Line count for the string "JSON": state how many lines in the records below hold it, giving only the number.

* * *

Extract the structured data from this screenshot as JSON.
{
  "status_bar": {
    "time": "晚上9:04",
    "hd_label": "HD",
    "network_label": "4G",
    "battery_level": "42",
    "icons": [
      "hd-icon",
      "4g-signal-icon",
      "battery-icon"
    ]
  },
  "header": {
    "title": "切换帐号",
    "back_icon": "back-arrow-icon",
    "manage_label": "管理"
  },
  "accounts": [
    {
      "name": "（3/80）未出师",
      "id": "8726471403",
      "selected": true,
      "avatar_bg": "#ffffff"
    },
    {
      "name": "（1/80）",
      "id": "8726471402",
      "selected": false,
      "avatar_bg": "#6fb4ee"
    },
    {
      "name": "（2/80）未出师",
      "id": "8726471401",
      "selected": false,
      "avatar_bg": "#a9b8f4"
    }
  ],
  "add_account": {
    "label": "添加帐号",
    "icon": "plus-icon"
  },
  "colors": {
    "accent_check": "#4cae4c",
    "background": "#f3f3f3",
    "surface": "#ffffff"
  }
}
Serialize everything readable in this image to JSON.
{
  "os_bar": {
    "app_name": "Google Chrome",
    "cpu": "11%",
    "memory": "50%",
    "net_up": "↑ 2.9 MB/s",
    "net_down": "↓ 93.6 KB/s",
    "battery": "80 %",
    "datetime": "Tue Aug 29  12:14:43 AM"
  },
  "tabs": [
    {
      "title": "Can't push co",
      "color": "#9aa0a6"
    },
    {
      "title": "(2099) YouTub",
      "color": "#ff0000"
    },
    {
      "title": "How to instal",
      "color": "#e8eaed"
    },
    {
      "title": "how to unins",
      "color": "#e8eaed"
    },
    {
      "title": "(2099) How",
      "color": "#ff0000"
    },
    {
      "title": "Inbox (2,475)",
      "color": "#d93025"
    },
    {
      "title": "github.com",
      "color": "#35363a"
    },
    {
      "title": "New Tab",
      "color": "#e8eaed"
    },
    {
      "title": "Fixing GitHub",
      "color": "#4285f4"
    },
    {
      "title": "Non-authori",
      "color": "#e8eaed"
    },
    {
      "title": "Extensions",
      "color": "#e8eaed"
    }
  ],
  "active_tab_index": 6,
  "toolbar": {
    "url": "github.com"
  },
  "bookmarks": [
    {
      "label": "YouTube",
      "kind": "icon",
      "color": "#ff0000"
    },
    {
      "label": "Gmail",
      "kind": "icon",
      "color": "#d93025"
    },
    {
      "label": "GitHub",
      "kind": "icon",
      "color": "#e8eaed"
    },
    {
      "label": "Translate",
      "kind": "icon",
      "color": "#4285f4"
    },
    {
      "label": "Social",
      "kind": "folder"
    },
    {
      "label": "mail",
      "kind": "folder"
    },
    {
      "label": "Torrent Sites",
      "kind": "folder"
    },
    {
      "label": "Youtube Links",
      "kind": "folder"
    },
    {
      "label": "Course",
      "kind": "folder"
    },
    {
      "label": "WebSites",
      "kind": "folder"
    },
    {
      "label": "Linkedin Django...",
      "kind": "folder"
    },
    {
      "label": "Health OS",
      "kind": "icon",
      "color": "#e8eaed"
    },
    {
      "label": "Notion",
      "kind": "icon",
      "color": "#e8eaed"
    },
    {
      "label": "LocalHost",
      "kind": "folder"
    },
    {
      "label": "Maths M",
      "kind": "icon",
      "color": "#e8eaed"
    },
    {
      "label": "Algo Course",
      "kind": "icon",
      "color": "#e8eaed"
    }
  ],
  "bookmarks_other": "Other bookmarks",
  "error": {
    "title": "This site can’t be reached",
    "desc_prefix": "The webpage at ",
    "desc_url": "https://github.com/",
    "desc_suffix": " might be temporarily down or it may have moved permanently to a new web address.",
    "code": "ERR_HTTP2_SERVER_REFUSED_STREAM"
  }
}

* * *

_Exercise response_
2